• **DESCRIPTION OF THE TASK**:
Check every line of the records below for the string "shirt" and copy the ones that have it.

(SOURCE INFORMATION begins)

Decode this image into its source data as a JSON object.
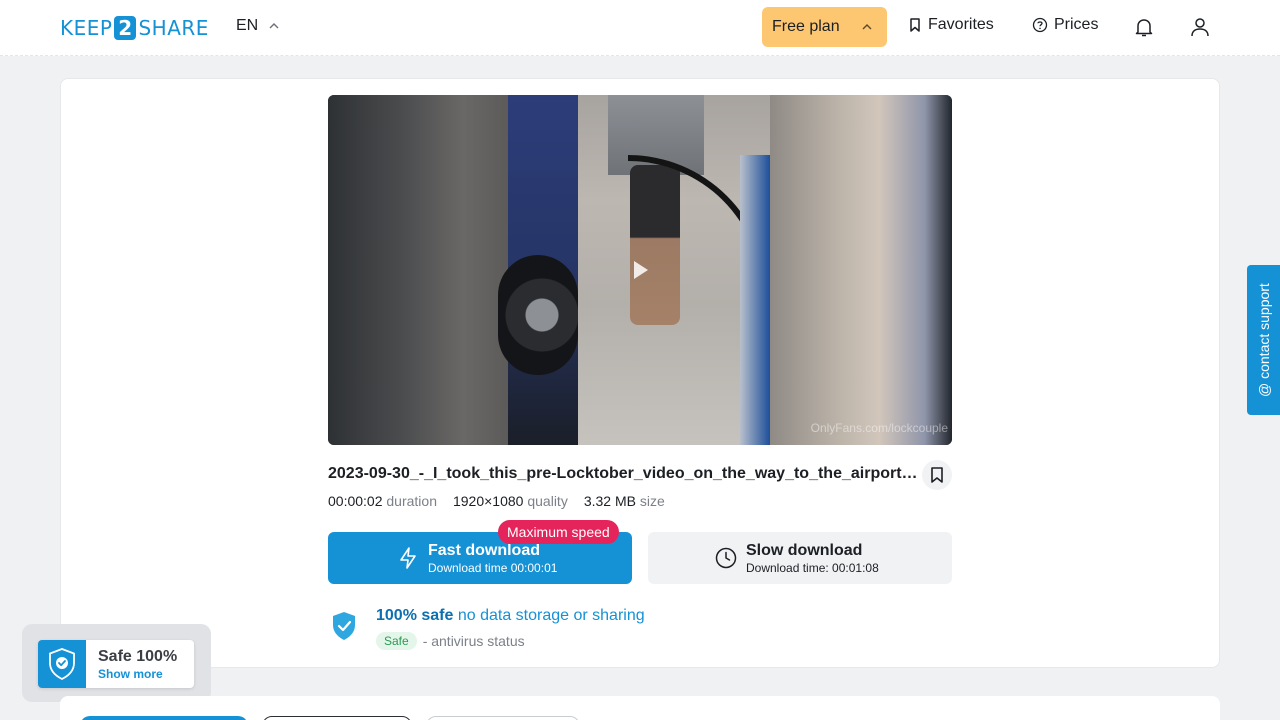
{
  "header": {
    "logo_left": "KEEP",
    "logo_num": "2",
    "logo_right": "SHARE",
    "language": "EN",
    "plan_label": "Free plan",
    "favorites_label": "Favorites",
    "prices_label": "Prices"
  },
  "video": {
    "watermark": "OnlyFans.com/lockcouple"
  },
  "file": {
    "title": "2023-09-30_-_I_took_this_pre-Locktober_video_on_the_way_to_the_airport_g...",
    "duration_value": "00:00:02",
    "duration_label": "duration",
    "quality_value": "1920×1080",
    "quality_label": "quality",
    "size_value": "3.32 MB",
    "size_label": "size"
  },
  "download": {
    "fast_label": "Fast download",
    "fast_time": "Download time 00:00:01",
    "max_badge": "Maximum speed",
    "slow_label": "Slow download",
    "slow_time": "Download time: 00:01:08"
  },
  "safety": {
    "headline": "100% safe",
    "headline_more": " no data storage or sharing",
    "pill": "Safe",
    "status": "- antivirus status"
  },
  "support": {
    "label": "@ contact support"
  },
  "widget": {
    "title": "Safe 100%",
    "link": "Show more"
  },
  "colors": {
    "accent": "#1591d6",
    "plan": "#fdc772",
    "badge": "#e4245a",
    "safe_pill_bg": "#e3f6e9"
  },
  "icons": [
    "chevron-up-icon",
    "bookmark-icon",
    "help-circle-icon",
    "bell-icon",
    "user-icon",
    "bolt-icon",
    "clock-icon",
    "shield-check-icon",
    "play-icon"
  ]
}
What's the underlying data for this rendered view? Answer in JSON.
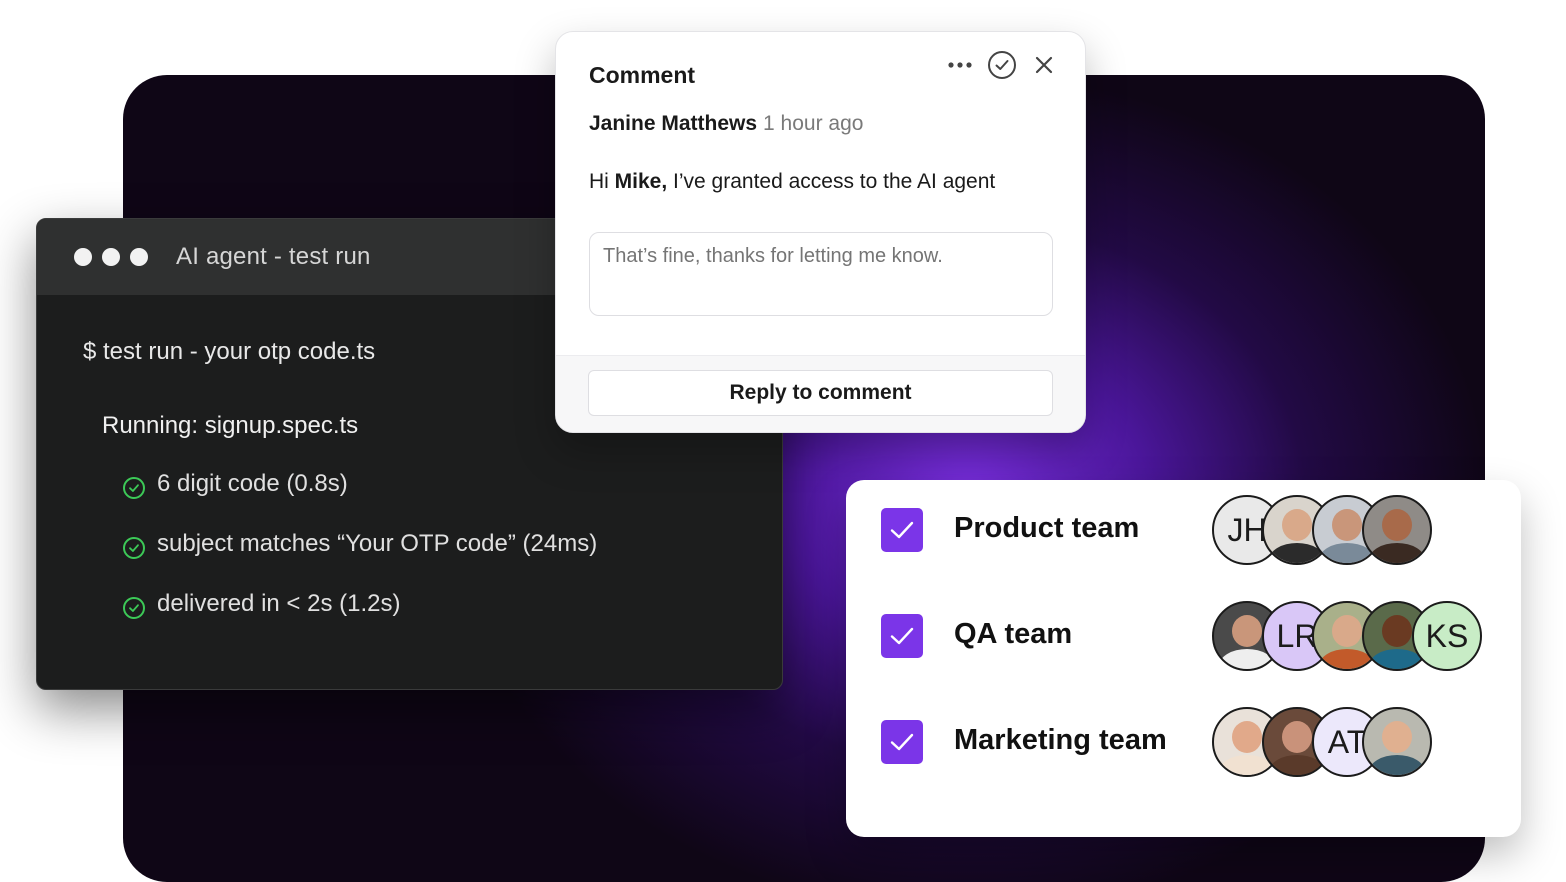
{
  "terminal": {
    "title": "AI agent - test run",
    "command": "$ test run - your otp code.ts",
    "running": "Running: signup.spec.ts",
    "checks": [
      "6 digit code (0.8s)",
      "subject matches “Your OTP code” (24ms)",
      "delivered in < 2s (1.2s)"
    ]
  },
  "comment": {
    "title": "Comment",
    "author": "Janine Matthews",
    "time": "1 hour ago",
    "message_prefix": "Hi ",
    "message_name": "Mike,",
    "message_rest": " I’ve granted access to the AI agent",
    "reply_placeholder": "That’s fine, thanks for letting me know.",
    "reply_button": "Reply to comment"
  },
  "teams": [
    {
      "name": "Product team",
      "checked": true,
      "avatars": [
        {
          "type": "initials",
          "text": "JH",
          "bg": "#e9e9e9"
        },
        {
          "type": "photo",
          "skin": "#d9a98a",
          "shirt": "#2b2b2b",
          "bg": "#d9d4cc"
        },
        {
          "type": "photo",
          "skin": "#c9967a",
          "shirt": "#7a8a99",
          "bg": "#c8ccd2"
        },
        {
          "type": "photo",
          "skin": "#a86a4a",
          "shirt": "#3a2a22",
          "bg": "#8f8b87"
        }
      ]
    },
    {
      "name": "QA team",
      "checked": true,
      "avatars": [
        {
          "type": "photo",
          "skin": "#c9967a",
          "shirt": "#eeeeee",
          "bg": "#4a4a4a"
        },
        {
          "type": "initials",
          "text": "LR",
          "bg": "#d9c7f7"
        },
        {
          "type": "photo",
          "skin": "#d9a98a",
          "shirt": "#c25a2a",
          "bg": "#a9b08a"
        },
        {
          "type": "photo",
          "skin": "#6a3a22",
          "shirt": "#1e6a8a",
          "bg": "#5a6a4a"
        },
        {
          "type": "initials",
          "text": "KS",
          "bg": "#c8ecc6"
        }
      ]
    },
    {
      "name": "Marketing team",
      "checked": true,
      "avatars": [
        {
          "type": "photo",
          "skin": "#e1a98a",
          "shirt": "#f1e1d1",
          "bg": "#e9e1d9"
        },
        {
          "type": "photo",
          "skin": "#c9927a",
          "shirt": "#5a3a2a",
          "bg": "#6a4a3a"
        },
        {
          "type": "initials",
          "text": "AT",
          "bg": "#ece8fb"
        },
        {
          "type": "photo",
          "skin": "#e0b090",
          "shirt": "#3a5a6a",
          "bg": "#b9b9b0"
        }
      ]
    }
  ],
  "colors": {
    "accent": "#7b35e8",
    "success": "#3cc957"
  }
}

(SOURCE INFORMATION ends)

• **RESPONSE TO THIS TASK**:
          "shirt": "#2b2b2b",
          "shirt": "#7a8a99",
          "shirt": "#3a2a22",
          "shirt": "#eeeeee",
          "shirt": "#c25a2a",
          "shirt": "#1e6a8a",
          "shirt": "#f1e1d1",
          "shirt": "#5a3a2a",
          "shirt": "#3a5a6a",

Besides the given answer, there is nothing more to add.